Fourth, we recommend that section 6(b) be revised so that the Secretary may, not shall, provide technical assistance. There may be instances, such as the unavailability of appropriated funds, where we cannot provide all of the technical assistance requested by the management entity.

Fifth, we recommend changing the authorization of funding for the Wheeling National Heritage Area to make it consistent with the funding provisions that Congress typically has used in establishing other national heritage areas. The bill as introduced provides for the authorization of "such sums as may be necessary" for the heritage area. We recommend that the bill authorize not more than $1,000,000 for any fiscal year, and not more than a total of $10,000,000 over 15 years. We also recommend a 50 percent non-Federal match requirement.

Finally, we recommend that the Secretary’s authority to provide assistance terminate in 2015. Adding this sunset provision, like the authorization provisions suggested above, would make this legislation consistent with other legislation Congress has passed in recent years.

Amendments reflecting these proposed changes are attached to this statement.

Mr. Chairman, that concludes my statement.
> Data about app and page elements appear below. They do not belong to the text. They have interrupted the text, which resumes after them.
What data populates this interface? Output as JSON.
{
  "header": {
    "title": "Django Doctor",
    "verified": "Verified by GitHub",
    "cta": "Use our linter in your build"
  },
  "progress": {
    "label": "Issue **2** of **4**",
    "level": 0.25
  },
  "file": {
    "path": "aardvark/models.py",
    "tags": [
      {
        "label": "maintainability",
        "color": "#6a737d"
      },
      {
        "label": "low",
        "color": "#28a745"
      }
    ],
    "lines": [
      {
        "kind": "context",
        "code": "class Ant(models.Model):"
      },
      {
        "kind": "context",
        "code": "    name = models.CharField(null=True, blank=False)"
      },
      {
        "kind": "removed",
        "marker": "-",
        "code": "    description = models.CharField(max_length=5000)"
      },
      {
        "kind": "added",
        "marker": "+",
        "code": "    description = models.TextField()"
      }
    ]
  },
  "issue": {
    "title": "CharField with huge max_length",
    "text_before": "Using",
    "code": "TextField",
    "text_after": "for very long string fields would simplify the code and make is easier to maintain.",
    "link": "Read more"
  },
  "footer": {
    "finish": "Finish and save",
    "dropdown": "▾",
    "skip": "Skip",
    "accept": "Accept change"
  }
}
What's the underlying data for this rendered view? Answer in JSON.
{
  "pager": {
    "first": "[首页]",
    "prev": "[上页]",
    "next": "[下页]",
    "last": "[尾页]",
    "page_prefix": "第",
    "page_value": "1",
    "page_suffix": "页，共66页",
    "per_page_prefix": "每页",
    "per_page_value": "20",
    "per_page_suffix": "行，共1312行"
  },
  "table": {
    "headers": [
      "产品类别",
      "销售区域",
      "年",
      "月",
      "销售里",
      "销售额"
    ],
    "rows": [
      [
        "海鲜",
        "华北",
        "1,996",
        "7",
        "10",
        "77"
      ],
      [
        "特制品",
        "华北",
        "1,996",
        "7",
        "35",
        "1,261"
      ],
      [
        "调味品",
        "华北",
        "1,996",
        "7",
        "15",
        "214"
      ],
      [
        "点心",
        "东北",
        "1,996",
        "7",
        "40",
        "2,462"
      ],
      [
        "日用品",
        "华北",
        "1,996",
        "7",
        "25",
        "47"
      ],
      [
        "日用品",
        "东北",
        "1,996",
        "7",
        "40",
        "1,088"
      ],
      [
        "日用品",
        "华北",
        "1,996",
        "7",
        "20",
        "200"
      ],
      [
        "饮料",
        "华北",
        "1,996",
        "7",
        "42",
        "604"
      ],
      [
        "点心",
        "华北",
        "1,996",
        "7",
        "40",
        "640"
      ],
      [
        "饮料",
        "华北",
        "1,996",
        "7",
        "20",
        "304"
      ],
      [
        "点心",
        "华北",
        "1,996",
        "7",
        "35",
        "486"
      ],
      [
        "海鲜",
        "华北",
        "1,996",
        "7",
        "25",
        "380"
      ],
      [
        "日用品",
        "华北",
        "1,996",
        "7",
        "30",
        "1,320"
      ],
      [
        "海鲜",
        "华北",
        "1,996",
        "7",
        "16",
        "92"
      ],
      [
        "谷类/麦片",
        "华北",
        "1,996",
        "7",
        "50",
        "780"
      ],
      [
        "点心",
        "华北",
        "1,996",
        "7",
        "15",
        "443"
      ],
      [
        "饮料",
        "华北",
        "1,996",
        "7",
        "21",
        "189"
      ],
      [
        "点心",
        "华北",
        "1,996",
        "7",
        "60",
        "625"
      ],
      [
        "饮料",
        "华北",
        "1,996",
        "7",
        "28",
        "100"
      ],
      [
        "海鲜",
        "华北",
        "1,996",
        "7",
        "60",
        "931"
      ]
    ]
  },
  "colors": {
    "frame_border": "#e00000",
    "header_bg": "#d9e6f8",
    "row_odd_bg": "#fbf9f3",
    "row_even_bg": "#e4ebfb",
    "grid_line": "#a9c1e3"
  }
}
I would be pleased to answer any questions you or other members of the Subcommittee may have.



Amendments to S. 2247, Wheeling National Heritage Area

Proposed by the National Park Service



Page 6, line 3, insert "Area" after "Heritage". [technical amendment]


Page 8, line 19, strike "loans or".


Page 10, after line 7, insert the following:

"(f) REVISION OF PLAN.—Within 18 months after the date of enactment, the management entity shall submit to the Secretary a revised plan. Such plan shall include, but not be limited to—

"(1) Review of the implementation agenda for the heritage area;

"(2) Projected capital costs; and

"(3) Plans for partnership initiatives and expansion of community support."


Page 10, line 15, strike "shall," and insert in lieu thereof "may,".


Page 10, line 19, strike ", LOANS".


Page 10, line 22, strike "loans and".


Page 11, strike lines 21 and 22 and insert the following:

"(a) IN GENERAL.—There is authorized to be appropriated to carry out this Act $10,000,000, except that not more than $1,000,000 may be appropriated to carry out this Act for any fiscal year.

"(b) 50 PERCENT MATCH.—The Federal share of the cost of activities carried out using any assistance or grant under this Act shall not exceed 50 percent."


Page 11, at end of bill, add the following:


"The Secretary may not make any grant or provide any assistance under this Act after September 30, 2015."